Demolition data from VesselsValue.com has confirmed that scrap prices are still near record highs of $450/LDT (record highs achieved in 2011 at approx. $550/LDT), while the fleet supply/demand picture is still bearish. If these rates persist, scrapping at 15+ might become the new "norm," which is worrisome for the future value of the Hanjin Malta and APL Garnet, but could boost future rates for the Sagitta, Centaurus, Cap Domingo, and Cap Doukato if other companies follow suit. A good bellwether to watch for the industry will be Costamare's (NYSE:CMRE) decision on the Messini (1997- 2500 TEU) and the Marina (1992- 3350 TEU) which come off charter in February 2014 as well as the decisions made on the Karmen and Konstantina (1991/92- 3350 TEU) which came off charter during Q4-13.
Does DCIX management see the need to fully shift away from the Panamax class (doubtful- considering they are still running the Sagitta and Centaurus at an operating loss), or do they simply want to take advantage of large demolition payouts?
Update of the Sagitta Time-Charter (20 Dec)
The Sagitta is a 3400 TEU vessel, built in 2010, which has earned pitiful rates ($7250/day) for DCIX since the original contract ($22k/day until January 2013) expired. In the base case and bull case scenarios, I projected a $9k average for the Sagitta (and sister ship Centaurus) in 2014 and an $11k average for both vessels in 2015.
With the latest charter set at $7400 until November (unlikely to deliver early at these low rates), the $9k target will likely be unachievable. The Centaurus charter (currently at $7500/day) expires between February and June, and the subsequent rates will provide better color.
Flatlining of the 6500 TEU Rates
A critical component of the DCIX base and bull cases involve the scrapping of the Spinel and Sardonyx and the purchase of a 3rd Post-Panamax (6500 TEU) vessel. When DCIX purchased the Puelo and the Pucon (mid-August 2013), the $27,900/day rate was roughly equivalent with the market rates. However, the rates recently collapsed and have hit a low of $14k/day. I expected a slightly speedier recovery into the new year, but as of last week the rates are still around $15k/day.
If these rates do not recover during the first-half of 2014, DCIX will have to consider a strategy shift. This could consist of either a purchase of a larger class (8000+ TEU) vessel, which will result in higher dilution and net debt, a return to the destructive above-market leaseback strategy (loss of true equity amidst dilution), or a decision to wait-and-see (smartest move, but results in 0% return on assets).
Relevant Rates to Watch
I've received several inquiries from readers who often confuse shipping rates between various tanker, container, and dry bulk vessels, so I'm including a chart below, with 5-10 year data taken from the Harper Petersen & Company container index (HARPEX).

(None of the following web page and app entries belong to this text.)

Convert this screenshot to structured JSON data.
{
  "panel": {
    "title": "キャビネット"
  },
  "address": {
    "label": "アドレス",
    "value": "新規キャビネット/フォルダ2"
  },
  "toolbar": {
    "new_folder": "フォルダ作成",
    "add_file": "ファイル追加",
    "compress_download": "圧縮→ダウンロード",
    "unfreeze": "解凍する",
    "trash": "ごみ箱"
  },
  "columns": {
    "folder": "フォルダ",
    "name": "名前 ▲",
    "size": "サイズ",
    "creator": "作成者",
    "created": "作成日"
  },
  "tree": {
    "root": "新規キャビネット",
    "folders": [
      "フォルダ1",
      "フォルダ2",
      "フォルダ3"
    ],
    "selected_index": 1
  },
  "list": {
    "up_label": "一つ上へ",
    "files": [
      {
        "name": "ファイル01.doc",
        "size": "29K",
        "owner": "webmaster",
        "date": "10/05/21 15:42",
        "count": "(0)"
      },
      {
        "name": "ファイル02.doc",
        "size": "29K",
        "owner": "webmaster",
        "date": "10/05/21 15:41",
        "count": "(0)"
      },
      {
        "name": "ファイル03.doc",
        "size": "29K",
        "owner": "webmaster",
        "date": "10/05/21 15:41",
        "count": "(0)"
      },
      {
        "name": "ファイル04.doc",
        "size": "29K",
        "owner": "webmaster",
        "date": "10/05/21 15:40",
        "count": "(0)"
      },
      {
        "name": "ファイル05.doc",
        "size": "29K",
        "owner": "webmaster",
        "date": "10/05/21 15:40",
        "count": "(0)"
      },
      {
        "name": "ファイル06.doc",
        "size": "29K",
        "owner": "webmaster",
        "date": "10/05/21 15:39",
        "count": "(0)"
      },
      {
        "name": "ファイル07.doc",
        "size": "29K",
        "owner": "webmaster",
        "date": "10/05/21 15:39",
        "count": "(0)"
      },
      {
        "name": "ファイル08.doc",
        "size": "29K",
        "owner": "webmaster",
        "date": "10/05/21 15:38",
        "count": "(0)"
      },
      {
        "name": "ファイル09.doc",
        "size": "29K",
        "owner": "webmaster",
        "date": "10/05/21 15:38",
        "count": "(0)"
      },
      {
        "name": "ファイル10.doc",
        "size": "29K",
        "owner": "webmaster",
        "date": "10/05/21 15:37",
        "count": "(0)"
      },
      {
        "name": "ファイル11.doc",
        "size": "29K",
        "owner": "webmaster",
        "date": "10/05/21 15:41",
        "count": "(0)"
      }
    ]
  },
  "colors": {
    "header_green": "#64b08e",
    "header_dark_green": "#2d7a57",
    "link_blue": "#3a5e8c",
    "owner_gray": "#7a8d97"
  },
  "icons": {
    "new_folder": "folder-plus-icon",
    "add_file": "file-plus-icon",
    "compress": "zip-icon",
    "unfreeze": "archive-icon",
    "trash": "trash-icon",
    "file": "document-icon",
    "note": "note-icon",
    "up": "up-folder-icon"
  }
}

As the chart demonstrates, shipping rates collapsed in 2008 and saw a brief recovery in 2010. The 6500 TEU (purple) has performed much better than that 3500 TEU (BLUE) class, but is still struggling.
To keep relevant rates in mind, the base case calls for 3500 TEU rates of $15k and 6500 TEU rates of $27.75k for 2016 onwards. The bull case calls for $25k and $35k respectively.
While I am unsurprised by the scrapping of the Spinel, the early delivery is slightly surprising (bearish) and the low rate for the Sagitta is also slightly lower than expected. I am revising my target to reflect a higher percentage of the bear case occurring (15%/65%/20%), which results in an updated price target of $4.72. The previous price target was $5.17.
Based on the current "fair" upside of 18.6%, I still recommend DCIX as a good speculation play on the containership market, but I will not be adding additional shares to my position. If DCIX drops back below $3.50, I would once again consider it a 'strong buy.'
Disclosure: I am long DCIX. I wrote this article myself, and it expresses my own opinions. I am not receiving compensation for it (other than from Seeking Alpha). I have no business relationship with any company whose stock is mentioned in this article.